For the records below, count the lines containing the word "this" and reply with the number alone.

### Input material ###

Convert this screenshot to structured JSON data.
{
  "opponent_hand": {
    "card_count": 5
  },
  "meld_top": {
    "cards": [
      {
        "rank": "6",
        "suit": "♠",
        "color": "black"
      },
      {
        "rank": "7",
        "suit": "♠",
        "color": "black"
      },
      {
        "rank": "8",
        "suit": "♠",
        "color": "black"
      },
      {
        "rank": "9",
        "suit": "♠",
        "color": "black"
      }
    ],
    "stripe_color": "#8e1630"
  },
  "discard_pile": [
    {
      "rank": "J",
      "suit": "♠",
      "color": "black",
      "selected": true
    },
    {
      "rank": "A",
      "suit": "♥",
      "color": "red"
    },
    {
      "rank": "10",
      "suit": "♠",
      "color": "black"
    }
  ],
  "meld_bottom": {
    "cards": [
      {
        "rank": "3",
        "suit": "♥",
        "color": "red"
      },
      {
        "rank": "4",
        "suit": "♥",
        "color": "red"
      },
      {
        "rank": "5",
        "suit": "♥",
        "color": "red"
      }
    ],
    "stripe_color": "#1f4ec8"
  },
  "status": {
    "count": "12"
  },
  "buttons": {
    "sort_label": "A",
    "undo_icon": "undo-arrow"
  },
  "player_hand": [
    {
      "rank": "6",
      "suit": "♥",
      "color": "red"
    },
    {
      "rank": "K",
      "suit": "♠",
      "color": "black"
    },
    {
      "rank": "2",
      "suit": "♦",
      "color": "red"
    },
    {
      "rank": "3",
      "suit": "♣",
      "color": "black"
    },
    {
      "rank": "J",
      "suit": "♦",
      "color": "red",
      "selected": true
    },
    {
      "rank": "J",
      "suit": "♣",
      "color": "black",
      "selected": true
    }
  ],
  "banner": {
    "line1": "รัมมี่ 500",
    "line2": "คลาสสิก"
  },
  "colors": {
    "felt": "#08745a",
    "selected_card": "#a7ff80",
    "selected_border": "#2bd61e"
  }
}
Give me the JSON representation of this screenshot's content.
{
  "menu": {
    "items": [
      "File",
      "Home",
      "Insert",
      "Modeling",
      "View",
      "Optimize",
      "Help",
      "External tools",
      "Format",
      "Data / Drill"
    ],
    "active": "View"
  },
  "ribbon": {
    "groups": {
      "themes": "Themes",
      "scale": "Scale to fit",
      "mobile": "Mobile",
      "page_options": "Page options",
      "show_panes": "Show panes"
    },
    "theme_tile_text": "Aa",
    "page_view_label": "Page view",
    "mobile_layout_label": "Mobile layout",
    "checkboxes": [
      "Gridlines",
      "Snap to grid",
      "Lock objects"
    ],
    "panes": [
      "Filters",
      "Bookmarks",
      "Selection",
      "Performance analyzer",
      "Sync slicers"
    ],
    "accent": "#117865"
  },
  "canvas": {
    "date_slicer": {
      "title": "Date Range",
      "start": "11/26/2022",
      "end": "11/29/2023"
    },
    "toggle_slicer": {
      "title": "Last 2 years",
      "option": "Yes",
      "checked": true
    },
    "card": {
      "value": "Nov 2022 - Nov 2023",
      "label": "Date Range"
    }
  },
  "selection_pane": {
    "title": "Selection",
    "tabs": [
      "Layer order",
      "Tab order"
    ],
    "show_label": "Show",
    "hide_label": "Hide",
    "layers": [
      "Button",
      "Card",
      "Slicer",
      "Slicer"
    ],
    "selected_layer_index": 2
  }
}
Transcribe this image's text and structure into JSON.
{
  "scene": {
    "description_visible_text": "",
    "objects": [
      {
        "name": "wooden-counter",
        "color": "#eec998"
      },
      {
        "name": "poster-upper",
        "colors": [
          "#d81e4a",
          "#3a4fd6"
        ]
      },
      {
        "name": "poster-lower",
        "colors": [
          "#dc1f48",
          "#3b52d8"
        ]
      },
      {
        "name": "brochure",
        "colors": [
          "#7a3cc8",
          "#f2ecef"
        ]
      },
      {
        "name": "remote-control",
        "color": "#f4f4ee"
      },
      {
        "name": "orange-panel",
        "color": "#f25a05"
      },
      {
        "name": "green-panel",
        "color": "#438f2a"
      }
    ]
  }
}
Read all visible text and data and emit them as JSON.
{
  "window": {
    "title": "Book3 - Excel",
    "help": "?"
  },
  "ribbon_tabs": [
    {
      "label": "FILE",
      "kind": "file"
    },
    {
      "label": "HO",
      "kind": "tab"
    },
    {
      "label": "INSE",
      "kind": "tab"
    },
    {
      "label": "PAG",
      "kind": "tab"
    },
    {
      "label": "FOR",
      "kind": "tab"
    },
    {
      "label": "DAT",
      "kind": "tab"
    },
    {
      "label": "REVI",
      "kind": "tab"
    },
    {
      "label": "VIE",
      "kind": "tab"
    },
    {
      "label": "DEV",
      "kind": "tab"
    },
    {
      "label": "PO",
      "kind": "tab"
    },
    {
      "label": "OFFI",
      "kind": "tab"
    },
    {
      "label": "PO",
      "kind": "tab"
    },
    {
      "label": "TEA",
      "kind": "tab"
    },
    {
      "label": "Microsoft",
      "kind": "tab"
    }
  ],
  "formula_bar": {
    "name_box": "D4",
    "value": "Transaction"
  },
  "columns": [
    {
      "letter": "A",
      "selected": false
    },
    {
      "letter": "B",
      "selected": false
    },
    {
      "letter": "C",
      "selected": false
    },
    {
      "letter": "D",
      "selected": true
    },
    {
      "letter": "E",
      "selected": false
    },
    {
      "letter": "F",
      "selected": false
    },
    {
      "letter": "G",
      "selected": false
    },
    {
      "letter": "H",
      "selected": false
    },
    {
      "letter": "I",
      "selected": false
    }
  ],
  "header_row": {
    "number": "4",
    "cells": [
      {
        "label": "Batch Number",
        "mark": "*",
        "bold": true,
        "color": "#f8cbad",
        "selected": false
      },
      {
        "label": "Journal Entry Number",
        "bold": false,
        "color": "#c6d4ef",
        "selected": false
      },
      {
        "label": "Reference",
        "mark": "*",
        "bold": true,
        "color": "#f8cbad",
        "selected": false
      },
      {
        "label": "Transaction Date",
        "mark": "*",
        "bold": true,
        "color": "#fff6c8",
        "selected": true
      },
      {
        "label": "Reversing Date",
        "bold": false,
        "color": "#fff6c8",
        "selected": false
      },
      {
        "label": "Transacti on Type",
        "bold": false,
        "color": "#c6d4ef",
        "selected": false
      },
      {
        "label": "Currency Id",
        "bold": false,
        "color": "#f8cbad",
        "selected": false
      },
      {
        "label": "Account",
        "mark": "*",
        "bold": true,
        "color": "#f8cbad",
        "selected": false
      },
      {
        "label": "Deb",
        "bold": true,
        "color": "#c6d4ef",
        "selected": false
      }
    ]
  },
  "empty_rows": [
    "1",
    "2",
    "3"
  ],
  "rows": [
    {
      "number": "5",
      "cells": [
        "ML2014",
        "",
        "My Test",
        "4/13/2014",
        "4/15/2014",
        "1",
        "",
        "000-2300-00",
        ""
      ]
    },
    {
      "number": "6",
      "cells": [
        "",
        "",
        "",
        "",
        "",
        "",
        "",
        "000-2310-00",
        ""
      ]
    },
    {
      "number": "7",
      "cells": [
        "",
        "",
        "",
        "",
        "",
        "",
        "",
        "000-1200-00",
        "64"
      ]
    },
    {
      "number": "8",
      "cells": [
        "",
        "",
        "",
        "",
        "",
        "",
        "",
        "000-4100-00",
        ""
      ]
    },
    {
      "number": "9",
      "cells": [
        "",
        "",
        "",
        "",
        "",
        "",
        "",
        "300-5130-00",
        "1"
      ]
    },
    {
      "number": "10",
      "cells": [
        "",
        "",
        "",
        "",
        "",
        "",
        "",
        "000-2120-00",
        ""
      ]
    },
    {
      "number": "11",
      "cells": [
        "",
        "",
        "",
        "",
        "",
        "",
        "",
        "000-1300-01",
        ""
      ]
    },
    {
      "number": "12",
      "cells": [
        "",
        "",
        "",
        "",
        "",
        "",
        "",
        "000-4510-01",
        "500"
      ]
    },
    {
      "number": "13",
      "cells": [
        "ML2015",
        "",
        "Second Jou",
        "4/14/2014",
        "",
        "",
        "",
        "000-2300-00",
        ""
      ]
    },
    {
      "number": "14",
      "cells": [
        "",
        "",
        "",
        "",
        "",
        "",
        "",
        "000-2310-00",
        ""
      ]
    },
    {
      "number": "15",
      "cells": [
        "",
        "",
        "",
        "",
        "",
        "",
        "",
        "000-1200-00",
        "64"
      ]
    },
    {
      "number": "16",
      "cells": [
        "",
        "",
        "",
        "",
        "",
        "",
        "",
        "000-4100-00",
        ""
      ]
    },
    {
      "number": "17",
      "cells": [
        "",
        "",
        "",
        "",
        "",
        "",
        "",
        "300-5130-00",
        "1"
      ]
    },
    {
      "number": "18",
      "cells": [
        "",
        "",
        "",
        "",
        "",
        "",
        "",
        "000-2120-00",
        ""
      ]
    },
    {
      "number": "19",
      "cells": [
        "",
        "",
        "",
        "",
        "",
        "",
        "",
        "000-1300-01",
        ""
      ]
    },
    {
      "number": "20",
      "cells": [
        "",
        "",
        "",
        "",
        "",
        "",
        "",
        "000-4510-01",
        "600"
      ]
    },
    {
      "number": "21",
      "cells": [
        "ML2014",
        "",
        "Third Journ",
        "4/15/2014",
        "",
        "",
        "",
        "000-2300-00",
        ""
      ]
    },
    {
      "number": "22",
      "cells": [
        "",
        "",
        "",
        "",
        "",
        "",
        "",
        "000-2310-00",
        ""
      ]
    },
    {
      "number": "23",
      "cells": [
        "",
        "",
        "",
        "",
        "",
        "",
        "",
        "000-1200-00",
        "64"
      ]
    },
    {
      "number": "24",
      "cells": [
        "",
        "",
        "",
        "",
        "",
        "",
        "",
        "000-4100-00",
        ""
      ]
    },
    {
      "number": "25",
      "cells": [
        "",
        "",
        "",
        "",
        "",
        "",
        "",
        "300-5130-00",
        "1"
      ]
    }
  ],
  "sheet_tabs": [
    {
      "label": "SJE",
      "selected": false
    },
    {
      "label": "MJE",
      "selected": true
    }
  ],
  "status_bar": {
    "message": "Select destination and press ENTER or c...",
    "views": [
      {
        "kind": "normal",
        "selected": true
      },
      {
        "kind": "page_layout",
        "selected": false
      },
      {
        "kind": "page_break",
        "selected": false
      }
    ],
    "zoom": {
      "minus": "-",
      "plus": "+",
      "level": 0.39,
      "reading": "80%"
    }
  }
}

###

**Expected answer**
3